* Work to complete: Omit the images and return the remaining entries unchanged.

Records drawn from a dataset
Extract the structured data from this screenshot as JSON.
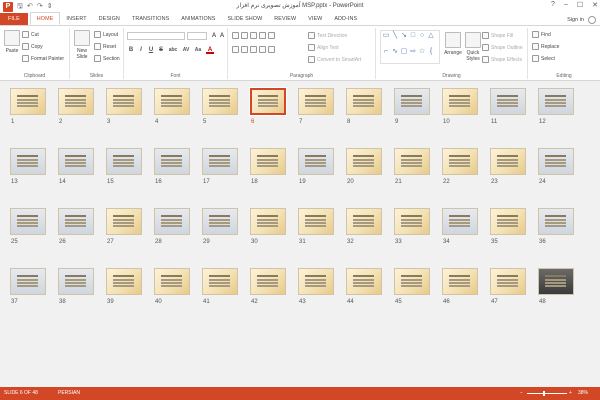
{
  "window": {
    "title": "آموزش تصویری نرم افزار MSP.pptx - PowerPoint",
    "help": "?",
    "min": "–",
    "max": "☐",
    "close": "✕"
  },
  "qat": {
    "app_icon": "P",
    "save": "🖫",
    "undo": "↶",
    "redo": "↷",
    "customize": "⇕"
  },
  "tabs": [
    "FILE",
    "HOME",
    "INSERT",
    "DESIGN",
    "TRANSITIONS",
    "ANIMATIONS",
    "SLIDE SHOW",
    "REVIEW",
    "VIEW",
    "ADD-INS"
  ],
  "active_tab": "HOME",
  "account": {
    "sign_in": "Sign in"
  },
  "ribbon": {
    "clipboard": {
      "label": "Clipboard",
      "paste": "Paste",
      "cut": "Cut",
      "copy": "Copy",
      "format_painter": "Format Painter"
    },
    "slides": {
      "label": "Slides",
      "new_slide": "New Slide",
      "layout": "Layout",
      "reset": "Reset",
      "section": "Section"
    },
    "font": {
      "label": "Font",
      "bold": "B",
      "italic": "I",
      "underline": "U",
      "strike": "S",
      "shadow": "abc",
      "spacing": "AV",
      "case": "Aa",
      "color": "A"
    },
    "paragraph": {
      "label": "Paragraph",
      "text_direction": "Text Direction",
      "align_text": "Align Text",
      "convert_smartart": "Convert to SmartArt"
    },
    "drawing": {
      "label": "Drawing",
      "arrange": "Arrange",
      "quick_styles": "Quick Styles",
      "shape_fill": "Shape Fill",
      "shape_outline": "Shape Outline",
      "shape_effects": "Shape Effects"
    },
    "editing": {
      "label": "Editing",
      "find": "Find",
      "replace": "Replace",
      "select": "Select"
    }
  },
  "slides": [
    {
      "n": "1",
      "kind": "text"
    },
    {
      "n": "2",
      "kind": "text"
    },
    {
      "n": "3",
      "kind": "text"
    },
    {
      "n": "4",
      "kind": "text"
    },
    {
      "n": "5",
      "kind": "text"
    },
    {
      "n": "6",
      "kind": "text"
    },
    {
      "n": "7",
      "kind": "text"
    },
    {
      "n": "8",
      "kind": "text"
    },
    {
      "n": "9",
      "kind": "shot"
    },
    {
      "n": "10",
      "kind": "text"
    },
    {
      "n": "11",
      "kind": "shot"
    },
    {
      "n": "12",
      "kind": "shot"
    },
    {
      "n": "13",
      "kind": "shot"
    },
    {
      "n": "14",
      "kind": "shot"
    },
    {
      "n": "15",
      "kind": "shot"
    },
    {
      "n": "16",
      "kind": "shot"
    },
    {
      "n": "17",
      "kind": "shot"
    },
    {
      "n": "18",
      "kind": "text"
    },
    {
      "n": "19",
      "kind": "shot"
    },
    {
      "n": "20",
      "kind": "text"
    },
    {
      "n": "21",
      "kind": "text"
    },
    {
      "n": "22",
      "kind": "text"
    },
    {
      "n": "23",
      "kind": "text"
    },
    {
      "n": "24",
      "kind": "shot"
    },
    {
      "n": "25",
      "kind": "shot"
    },
    {
      "n": "26",
      "kind": "shot"
    },
    {
      "n": "27",
      "kind": "text"
    },
    {
      "n": "28",
      "kind": "shot"
    },
    {
      "n": "29",
      "kind": "shot"
    },
    {
      "n": "30",
      "kind": "text"
    },
    {
      "n": "31",
      "kind": "text"
    },
    {
      "n": "32",
      "kind": "text"
    },
    {
      "n": "33",
      "kind": "text"
    },
    {
      "n": "34",
      "kind": "shot"
    },
    {
      "n": "35",
      "kind": "text"
    },
    {
      "n": "36",
      "kind": "shot"
    },
    {
      "n": "37",
      "kind": "shot"
    },
    {
      "n": "38",
      "kind": "shot"
    },
    {
      "n": "39",
      "kind": "text"
    },
    {
      "n": "40",
      "kind": "text"
    },
    {
      "n": "41",
      "kind": "text"
    },
    {
      "n": "42",
      "kind": "text"
    },
    {
      "n": "43",
      "kind": "text"
    },
    {
      "n": "44",
      "kind": "text"
    },
    {
      "n": "45",
      "kind": "text"
    },
    {
      "n": "46",
      "kind": "text"
    },
    {
      "n": "47",
      "kind": "text"
    },
    {
      "n": "48",
      "kind": "dark"
    }
  ],
  "selected_slide": "6",
  "status": {
    "slide_info": "SLIDE 6 OF 48",
    "language": "PERSIAN",
    "zoom": "38%",
    "zoom_out": "−",
    "zoom_in": "+"
  },
  "colors": {
    "accent": "#d24726"
  }
}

* Response area:
Extract the structured data from this screenshot as JSON.
{
  "window": {
    "title": "آموزش تصویری نرم افزار MSP.pptx - PowerPoint",
    "help": "?",
    "min": "–",
    "max": "☐",
    "close": "✕"
  },
  "qat": {
    "app_icon": "P",
    "save": "🖫",
    "undo": "↶",
    "redo": "↷",
    "customize": "⇕"
  },
  "tabs": [
    "FILE",
    "HOME",
    "INSERT",
    "DESIGN",
    "TRANSITIONS",
    "ANIMATIONS",
    "SLIDE SHOW",
    "REVIEW",
    "VIEW",
    "ADD-INS"
  ],
  "active_tab": "HOME",
  "account": {
    "sign_in": "Sign in"
  },
  "ribbon": {
    "clipboard": {
      "label": "Clipboard",
      "paste": "Paste",
      "cut": "Cut",
      "copy": "Copy",
      "format_painter": "Format Painter"
    },
    "slides": {
      "label": "Slides",
      "new_slide": "New Slide",
      "layout": "Layout",
      "reset": "Reset",
      "section": "Section"
    },
    "font": {
      "label": "Font",
      "bold": "B",
      "italic": "I",
      "underline": "U",
      "strike": "S",
      "shadow": "abc",
      "spacing": "AV",
      "case": "Aa",
      "color": "A"
    },
    "paragraph": {
      "label": "Paragraph",
      "text_direction": "Text Direction",
      "align_text": "Align Text",
      "convert_smartart": "Convert to SmartArt"
    },
    "drawing": {
      "label": "Drawing",
      "arrange": "Arrange",
      "quick_styles": "Quick Styles",
      "shape_fill": "Shape Fill",
      "shape_outline": "Shape Outline",
      "shape_effects": "Shape Effects"
    },
    "editing": {
      "label": "Editing",
      "find": "Find",
      "replace": "Replace",
      "select": "Select"
    }
  },
  "slides": [
    {
      "n": "1",
      "kind": "text"
    },
    {
      "n": "2",
      "kind": "text"
    },
    {
      "n": "3",
      "kind": "text"
    },
    {
      "n": "4",
      "kind": "text"
    },
    {
      "n": "5",
      "kind": "text"
    },
    {
      "n": "6",
      "kind": "text"
    },
    {
      "n": "7",
      "kind": "text"
    },
    {
      "n": "8",
      "kind": "text"
    },
    {
      "n": "9",
      "kind": "shot"
    },
    {
      "n": "10",
      "kind": "text"
    },
    {
      "n": "11",
      "kind": "shot"
    },
    {
      "n": "12",
      "kind": "shot"
    },
    {
      "n": "13",
      "kind": "shot"
    },
    {
      "n": "14",
      "kind": "shot"
    },
    {
      "n": "15",
      "kind": "shot"
    },
    {
      "n": "16",
      "kind": "shot"
    },
    {
      "n": "17",
      "kind": "shot"
    },
    {
      "n": "18",
      "kind": "text"
    },
    {
      "n": "19",
      "kind": "shot"
    },
    {
      "n": "20",
      "kind": "text"
    },
    {
      "n": "21",
      "kind": "text"
    },
    {
      "n": "22",
      "kind": "text"
    },
    {
      "n": "23",
      "kind": "text"
    },
    {
      "n": "24",
      "kind": "shot"
    },
    {
      "n": "25",
      "kind": "shot"
    },
    {
      "n": "26",
      "kind": "shot"
    },
    {
      "n": "27",
      "kind": "text"
    },
    {
      "n": "28",
      "kind": "shot"
    },
    {
      "n": "29",
      "kind": "shot"
    },
    {
      "n": "30",
      "kind": "text"
    },
    {
      "n": "31",
      "kind": "text"
    },
    {
      "n": "32",
      "kind": "text"
    },
    {
      "n": "33",
      "kind": "text"
    },
    {
      "n": "34",
      "kind": "shot"
    },
    {
      "n": "35",
      "kind": "text"
    },
    {
      "n": "36",
      "kind": "shot"
    },
    {
      "n": "37",
      "kind": "shot"
    },
    {
      "n": "38",
      "kind": "shot"
    },
    {
      "n": "39",
      "kind": "text"
    },
    {
      "n": "40",
      "kind": "text"
    },
    {
      "n": "41",
      "kind": "text"
    },
    {
      "n": "42",
      "kind": "text"
    },
    {
      "n": "43",
      "kind": "text"
    },
    {
      "n": "44",
      "kind": "text"
    },
    {
      "n": "45",
      "kind": "text"
    },
    {
      "n": "46",
      "kind": "text"
    },
    {
      "n": "47",
      "kind": "text"
    },
    {
      "n": "48",
      "kind": "dark"
    }
  ],
  "selected_slide": "6",
  "status": {
    "slide_info": "SLIDE 6 OF 48",
    "language": "PERSIAN",
    "zoom": "38%",
    "zoom_out": "−",
    "zoom_in": "+"
  },
  "colors": {
    "accent": "#d24726"
  }
}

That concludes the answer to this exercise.